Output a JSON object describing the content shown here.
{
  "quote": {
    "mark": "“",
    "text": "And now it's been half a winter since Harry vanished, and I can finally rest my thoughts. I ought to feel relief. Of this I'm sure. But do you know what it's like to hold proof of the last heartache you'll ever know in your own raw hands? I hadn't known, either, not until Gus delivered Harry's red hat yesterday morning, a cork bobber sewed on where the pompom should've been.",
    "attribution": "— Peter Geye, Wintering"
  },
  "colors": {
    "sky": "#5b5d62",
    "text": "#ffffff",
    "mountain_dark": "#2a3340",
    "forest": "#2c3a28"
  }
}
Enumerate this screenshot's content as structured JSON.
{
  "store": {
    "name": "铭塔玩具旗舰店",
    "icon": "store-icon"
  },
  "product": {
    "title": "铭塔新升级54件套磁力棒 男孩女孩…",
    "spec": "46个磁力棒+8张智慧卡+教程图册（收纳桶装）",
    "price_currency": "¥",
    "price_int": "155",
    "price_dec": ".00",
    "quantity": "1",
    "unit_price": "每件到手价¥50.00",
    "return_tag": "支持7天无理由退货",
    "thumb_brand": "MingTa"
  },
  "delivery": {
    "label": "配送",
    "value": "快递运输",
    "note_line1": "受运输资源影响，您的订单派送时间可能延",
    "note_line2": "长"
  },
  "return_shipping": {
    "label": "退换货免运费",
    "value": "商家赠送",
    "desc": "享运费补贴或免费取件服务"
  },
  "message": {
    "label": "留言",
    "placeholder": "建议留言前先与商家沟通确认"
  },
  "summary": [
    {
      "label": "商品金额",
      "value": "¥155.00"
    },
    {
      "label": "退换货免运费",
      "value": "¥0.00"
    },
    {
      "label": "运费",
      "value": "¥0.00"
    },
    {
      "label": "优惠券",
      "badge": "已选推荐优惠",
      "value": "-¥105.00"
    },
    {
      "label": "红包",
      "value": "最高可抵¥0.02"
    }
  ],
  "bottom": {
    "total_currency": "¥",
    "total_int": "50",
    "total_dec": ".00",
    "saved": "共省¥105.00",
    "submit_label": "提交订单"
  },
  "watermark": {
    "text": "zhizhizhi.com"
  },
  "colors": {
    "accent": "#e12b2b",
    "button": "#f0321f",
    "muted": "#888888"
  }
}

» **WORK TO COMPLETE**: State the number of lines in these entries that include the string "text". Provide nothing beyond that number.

» **OUTPUT FOR THIS TASK**: 3